## EXERCISE REQUIREMENTS
For every entry below, give an exact repeat and leave out the pictures.
___ SUPPLIED RECORDS
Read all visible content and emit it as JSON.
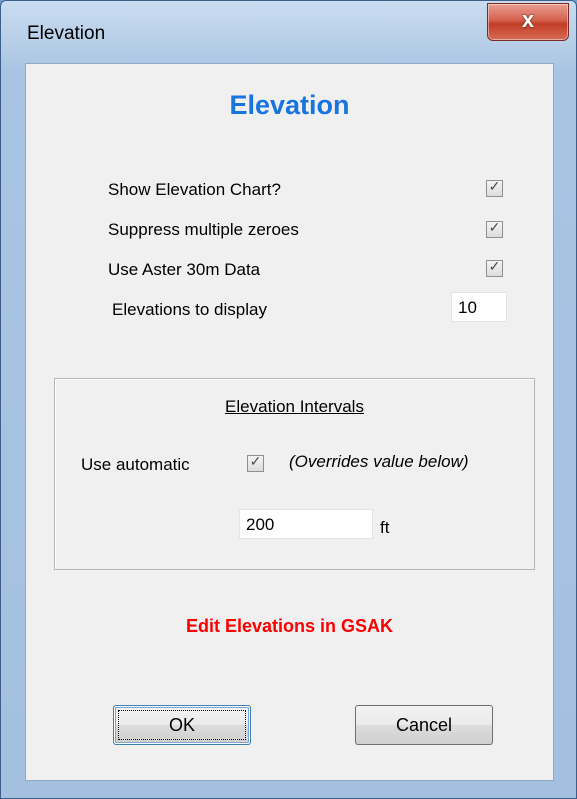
{
  "window": {
    "title": "Elevation"
  },
  "titlebar": {
    "close_glyph": "x"
  },
  "main": {
    "heading": "Elevation",
    "options": [
      {
        "label": "Show Elevation Chart?",
        "checked": true
      },
      {
        "label": "Suppress multiple zeroes",
        "checked": true
      },
      {
        "label": "Use Aster 30m Data",
        "checked": true
      }
    ],
    "elevations_label": "Elevations to display",
    "elevations_value": "10"
  },
  "intervals": {
    "title": "Elevation Intervals",
    "use_automatic_label": "Use automatic",
    "use_automatic_checked": true,
    "hint": "(Overrides value below)",
    "interval_value": "200",
    "unit": "ft"
  },
  "link": {
    "edit_gsak": "Edit Elevations in GSAK"
  },
  "buttons": {
    "ok": "OK",
    "cancel": "Cancel"
  },
  "icons": {
    "check": "check-mark",
    "close": "close-x"
  },
  "colors": {
    "heading": "#1874e0",
    "link": "#ff0000",
    "close_button": "#c23d26"
  }
}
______
## ANSWER TO THIS EXERCISE
Read all visible content and emit it as JSON.
{
  "window": {
    "title": "Elevation"
  },
  "titlebar": {
    "close_glyph": "x"
  },
  "main": {
    "heading": "Elevation",
    "options": [
      {
        "label": "Show Elevation Chart?",
        "checked": true
      },
      {
        "label": "Suppress multiple zeroes",
        "checked": true
      },
      {
        "label": "Use Aster 30m Data",
        "checked": true
      }
    ],
    "elevations_label": "Elevations to display",
    "elevations_value": "10"
  },
  "intervals": {
    "title": "Elevation Intervals",
    "use_automatic_label": "Use automatic",
    "use_automatic_checked": true,
    "hint": "(Overrides value below)",
    "interval_value": "200",
    "unit": "ft"
  },
  "link": {
    "edit_gsak": "Edit Elevations in GSAK"
  },
  "buttons": {
    "ok": "OK",
    "cancel": "Cancel"
  },
  "icons": {
    "check": "check-mark",
    "close": "close-x"
  },
  "colors": {
    "heading": "#1874e0",
    "link": "#ff0000",
    "close_button": "#c23d26"
  }
}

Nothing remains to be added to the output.